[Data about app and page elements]
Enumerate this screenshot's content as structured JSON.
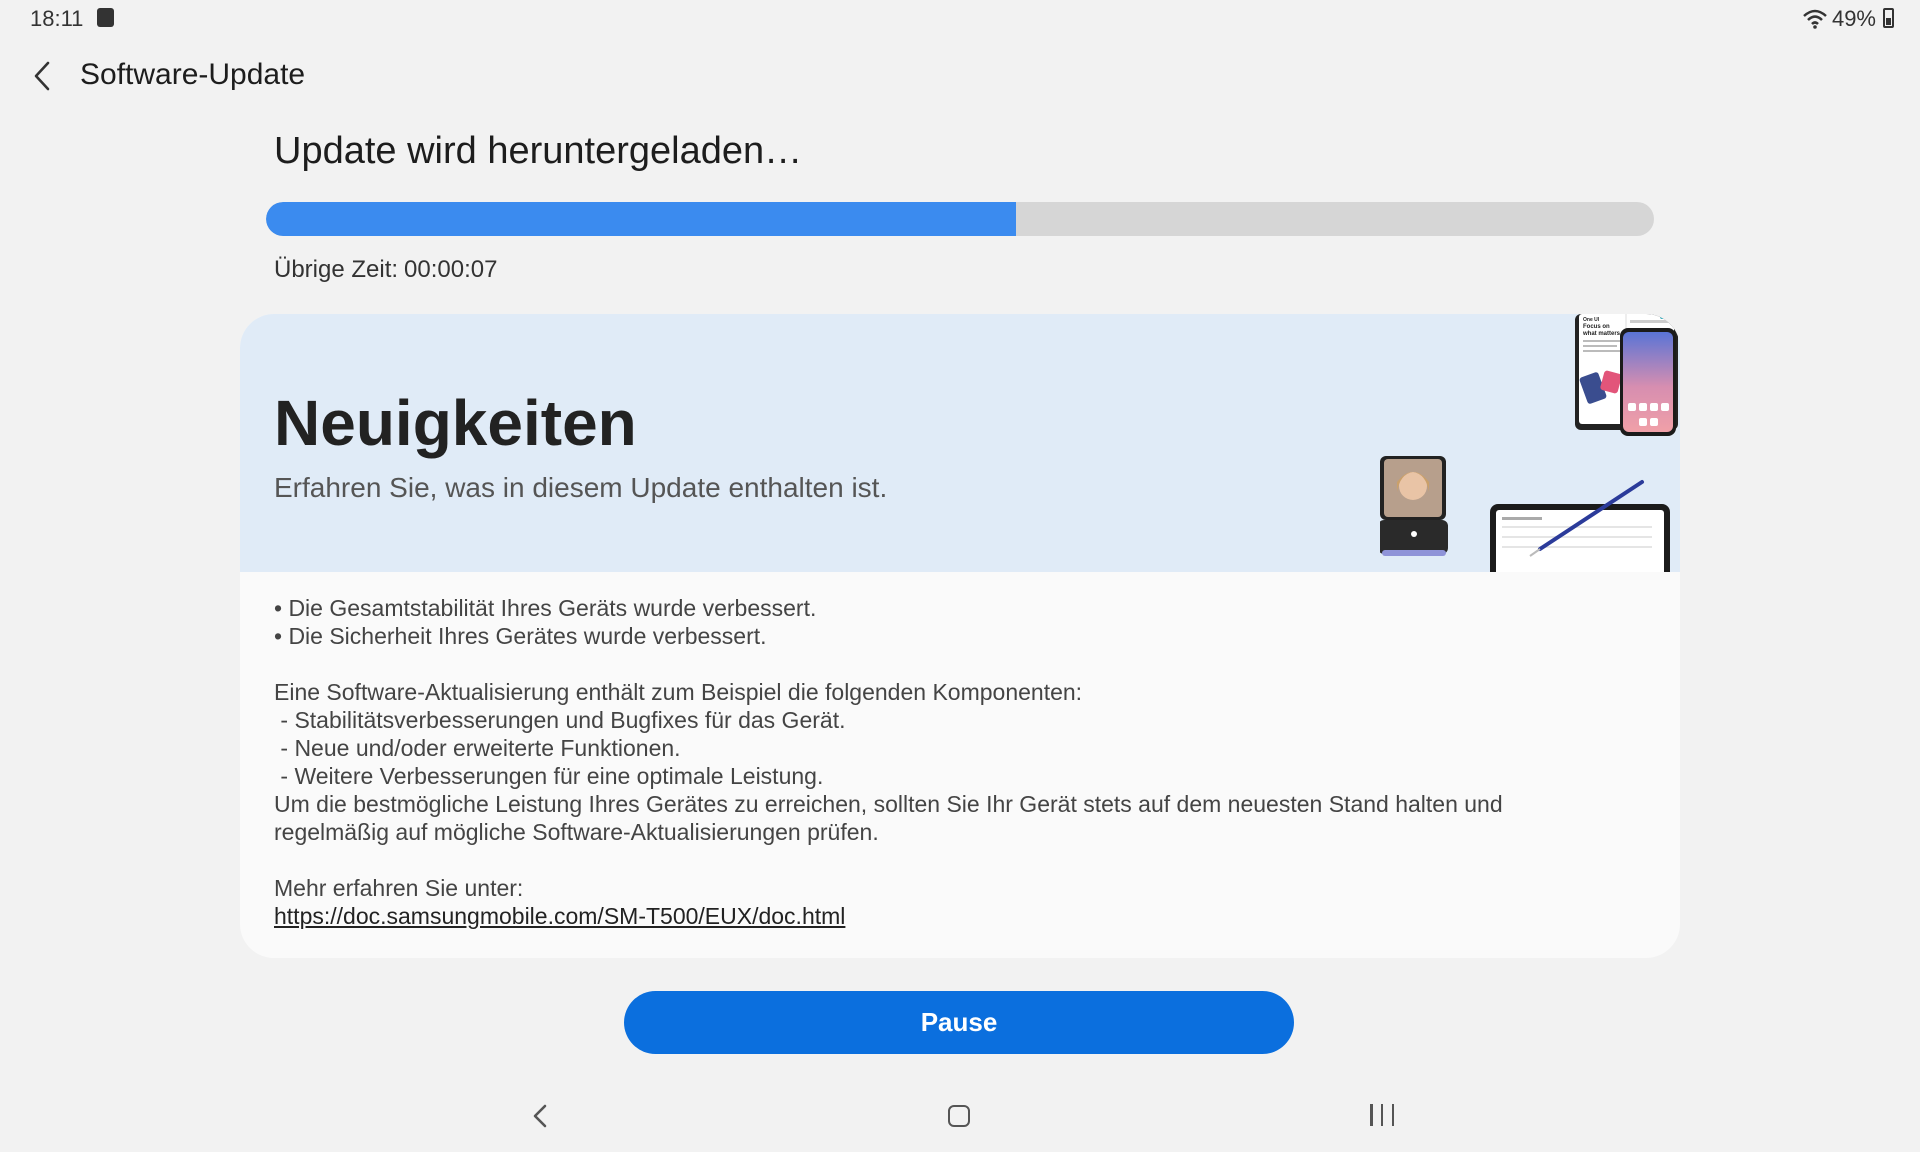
{
  "status_bar": {
    "time": "18:11",
    "battery_percent": "49%"
  },
  "app_bar": {
    "title": "Software-Update"
  },
  "download": {
    "title": "Update wird heruntergeladen…",
    "progress": 0.54,
    "remaining_label": "Übrige Zeit:",
    "remaining_value": "00:00:07"
  },
  "whats_new": {
    "title": "Neuigkeiten",
    "subtitle": "Erfahren Sie, was in diesem Update enthalten ist.",
    "illustration_text": [
      "One UI",
      "Focus on",
      "what matters"
    ],
    "lines": [
      "• Die Gesamtstabilität Ihres Geräts wurde verbessert.",
      "• Die Sicherheit Ihres Gerätes wurde verbessert.",
      "",
      "Eine Software-Aktualisierung enthält zum Beispiel die folgenden Komponenten:",
      " - Stabilitätsverbesserungen und Bugfixes für das Gerät.",
      " - Neue und/oder erweiterte Funktionen.",
      " - Weitere Verbesserungen für eine optimale Leistung.",
      "Um die bestmögliche Leistung Ihres Gerätes zu erreichen, sollten Sie Ihr Gerät stets auf dem neuesten Stand halten und",
      "regelmäßig auf mögliche Software-Aktualisierungen prüfen.",
      "",
      "Mehr erfahren Sie unter:"
    ],
    "link": "https://doc.samsungmobile.com/SM-T500/EUX/doc.html"
  },
  "pause_button": {
    "label": "Pause"
  },
  "colors": {
    "accent": "#0b6fde",
    "progress_fill": "#3b8bef",
    "banner_bg": "#e0ebf7"
  },
  "icons": [
    "notification-icon",
    "wifi-icon",
    "battery-icon",
    "back-arrow-icon",
    "nav-back-icon",
    "nav-home-icon",
    "nav-recents-icon"
  ]
}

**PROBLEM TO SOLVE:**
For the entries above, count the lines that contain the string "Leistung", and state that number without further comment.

**TASK SOLUTION:**
2